=== GOAL OF THE EXERCISE ===
Wherever the string "JSON" appears in a line of the listing below, report that line.

───

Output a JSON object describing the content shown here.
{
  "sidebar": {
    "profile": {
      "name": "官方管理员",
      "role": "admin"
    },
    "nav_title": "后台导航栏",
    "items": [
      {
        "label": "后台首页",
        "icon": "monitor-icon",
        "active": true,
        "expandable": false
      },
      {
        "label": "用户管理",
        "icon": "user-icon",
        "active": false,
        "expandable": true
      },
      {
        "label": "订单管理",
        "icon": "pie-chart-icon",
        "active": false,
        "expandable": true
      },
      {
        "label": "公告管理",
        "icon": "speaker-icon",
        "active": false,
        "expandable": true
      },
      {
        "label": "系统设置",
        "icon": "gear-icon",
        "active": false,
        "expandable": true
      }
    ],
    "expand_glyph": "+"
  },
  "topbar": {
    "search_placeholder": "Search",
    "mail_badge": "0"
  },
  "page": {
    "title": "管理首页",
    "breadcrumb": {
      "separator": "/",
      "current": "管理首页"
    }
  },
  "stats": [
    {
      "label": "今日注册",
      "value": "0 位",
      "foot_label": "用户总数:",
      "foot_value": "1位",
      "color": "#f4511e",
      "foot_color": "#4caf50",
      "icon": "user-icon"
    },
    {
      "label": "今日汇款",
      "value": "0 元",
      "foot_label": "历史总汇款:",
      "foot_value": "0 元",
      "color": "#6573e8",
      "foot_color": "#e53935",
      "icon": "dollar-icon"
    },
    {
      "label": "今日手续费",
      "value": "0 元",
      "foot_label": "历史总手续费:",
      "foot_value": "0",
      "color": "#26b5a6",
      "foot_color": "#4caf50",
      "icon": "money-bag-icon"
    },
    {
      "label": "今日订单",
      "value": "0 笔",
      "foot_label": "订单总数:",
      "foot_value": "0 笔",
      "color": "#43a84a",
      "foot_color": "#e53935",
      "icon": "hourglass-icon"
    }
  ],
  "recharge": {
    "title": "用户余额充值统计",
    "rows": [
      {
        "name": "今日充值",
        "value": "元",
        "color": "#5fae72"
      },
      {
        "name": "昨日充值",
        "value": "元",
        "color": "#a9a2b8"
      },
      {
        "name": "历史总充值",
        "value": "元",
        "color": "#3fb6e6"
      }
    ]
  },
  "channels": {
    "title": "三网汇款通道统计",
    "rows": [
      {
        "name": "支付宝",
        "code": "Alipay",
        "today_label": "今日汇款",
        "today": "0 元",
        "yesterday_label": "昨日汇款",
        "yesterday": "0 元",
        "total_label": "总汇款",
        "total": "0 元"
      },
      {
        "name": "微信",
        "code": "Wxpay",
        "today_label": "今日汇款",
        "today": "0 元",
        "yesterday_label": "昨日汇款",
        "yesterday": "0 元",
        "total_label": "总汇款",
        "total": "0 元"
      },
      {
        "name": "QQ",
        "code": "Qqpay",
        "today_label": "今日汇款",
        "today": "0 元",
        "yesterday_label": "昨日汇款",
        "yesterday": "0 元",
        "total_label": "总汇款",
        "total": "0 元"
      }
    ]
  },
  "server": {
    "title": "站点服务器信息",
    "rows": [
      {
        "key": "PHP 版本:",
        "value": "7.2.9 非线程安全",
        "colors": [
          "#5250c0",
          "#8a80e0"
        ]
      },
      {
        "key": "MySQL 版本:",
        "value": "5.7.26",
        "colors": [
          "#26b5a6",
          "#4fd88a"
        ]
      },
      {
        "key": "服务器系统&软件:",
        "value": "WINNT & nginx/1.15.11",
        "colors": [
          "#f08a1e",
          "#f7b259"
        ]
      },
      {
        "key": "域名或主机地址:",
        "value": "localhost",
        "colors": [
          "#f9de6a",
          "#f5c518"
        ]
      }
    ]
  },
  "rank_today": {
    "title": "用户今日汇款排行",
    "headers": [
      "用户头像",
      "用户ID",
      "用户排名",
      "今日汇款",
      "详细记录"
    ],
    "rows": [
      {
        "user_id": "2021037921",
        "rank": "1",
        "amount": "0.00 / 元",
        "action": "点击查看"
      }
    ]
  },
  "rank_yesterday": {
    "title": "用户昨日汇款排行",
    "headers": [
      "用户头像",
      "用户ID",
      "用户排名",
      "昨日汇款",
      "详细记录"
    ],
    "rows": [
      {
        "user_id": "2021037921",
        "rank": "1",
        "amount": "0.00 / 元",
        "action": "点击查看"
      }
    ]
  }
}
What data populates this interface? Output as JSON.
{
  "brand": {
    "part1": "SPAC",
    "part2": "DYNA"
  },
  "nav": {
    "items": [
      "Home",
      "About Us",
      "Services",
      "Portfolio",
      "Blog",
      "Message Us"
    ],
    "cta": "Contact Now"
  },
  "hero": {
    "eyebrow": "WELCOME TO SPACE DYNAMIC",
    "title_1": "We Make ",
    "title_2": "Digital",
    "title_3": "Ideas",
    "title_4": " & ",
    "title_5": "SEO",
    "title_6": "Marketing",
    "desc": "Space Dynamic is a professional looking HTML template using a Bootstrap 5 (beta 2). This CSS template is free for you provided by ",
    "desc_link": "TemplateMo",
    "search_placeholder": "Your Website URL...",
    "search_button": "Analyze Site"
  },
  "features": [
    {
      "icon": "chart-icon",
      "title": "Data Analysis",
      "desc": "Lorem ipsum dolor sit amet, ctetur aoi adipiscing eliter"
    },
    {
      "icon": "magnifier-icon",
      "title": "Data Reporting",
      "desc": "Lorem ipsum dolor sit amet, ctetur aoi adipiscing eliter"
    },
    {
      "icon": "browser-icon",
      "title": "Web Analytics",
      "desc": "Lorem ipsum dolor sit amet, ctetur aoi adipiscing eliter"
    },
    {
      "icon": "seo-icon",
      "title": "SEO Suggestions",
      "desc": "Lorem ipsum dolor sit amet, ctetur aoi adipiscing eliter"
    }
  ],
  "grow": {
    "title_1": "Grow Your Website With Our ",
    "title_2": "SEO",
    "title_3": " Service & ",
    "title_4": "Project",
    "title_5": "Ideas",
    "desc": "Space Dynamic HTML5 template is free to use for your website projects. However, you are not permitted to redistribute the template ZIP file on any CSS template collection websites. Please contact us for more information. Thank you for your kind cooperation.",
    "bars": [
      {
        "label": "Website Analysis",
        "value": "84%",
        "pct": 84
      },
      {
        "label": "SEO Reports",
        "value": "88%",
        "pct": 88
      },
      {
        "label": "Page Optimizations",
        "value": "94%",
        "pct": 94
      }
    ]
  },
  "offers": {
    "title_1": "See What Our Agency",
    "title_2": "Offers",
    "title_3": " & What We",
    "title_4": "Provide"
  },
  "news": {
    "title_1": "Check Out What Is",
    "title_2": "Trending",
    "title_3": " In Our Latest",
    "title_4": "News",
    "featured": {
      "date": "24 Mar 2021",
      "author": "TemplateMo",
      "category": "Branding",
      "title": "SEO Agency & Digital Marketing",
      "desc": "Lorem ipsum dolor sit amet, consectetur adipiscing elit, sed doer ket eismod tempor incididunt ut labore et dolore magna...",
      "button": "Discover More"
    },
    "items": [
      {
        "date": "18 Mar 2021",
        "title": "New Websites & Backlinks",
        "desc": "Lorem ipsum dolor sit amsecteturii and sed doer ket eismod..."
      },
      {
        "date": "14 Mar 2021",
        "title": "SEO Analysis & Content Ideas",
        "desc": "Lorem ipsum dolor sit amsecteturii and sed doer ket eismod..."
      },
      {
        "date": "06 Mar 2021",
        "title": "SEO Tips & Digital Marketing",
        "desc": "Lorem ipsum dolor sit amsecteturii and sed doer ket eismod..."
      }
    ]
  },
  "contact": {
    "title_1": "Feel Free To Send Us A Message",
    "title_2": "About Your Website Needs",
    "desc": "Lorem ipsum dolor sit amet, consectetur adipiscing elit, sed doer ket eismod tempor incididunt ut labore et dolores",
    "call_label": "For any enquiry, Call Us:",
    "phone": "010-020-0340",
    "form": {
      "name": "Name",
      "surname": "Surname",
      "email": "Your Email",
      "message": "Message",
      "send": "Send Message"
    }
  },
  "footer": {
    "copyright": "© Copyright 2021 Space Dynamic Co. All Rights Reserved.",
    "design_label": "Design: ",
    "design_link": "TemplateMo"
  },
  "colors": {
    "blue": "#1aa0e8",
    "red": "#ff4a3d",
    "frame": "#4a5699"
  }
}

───

=== OUTPUT BELOW ===
Output a JSON object describing the content shown here.
What data populates this interface? Output as JSON.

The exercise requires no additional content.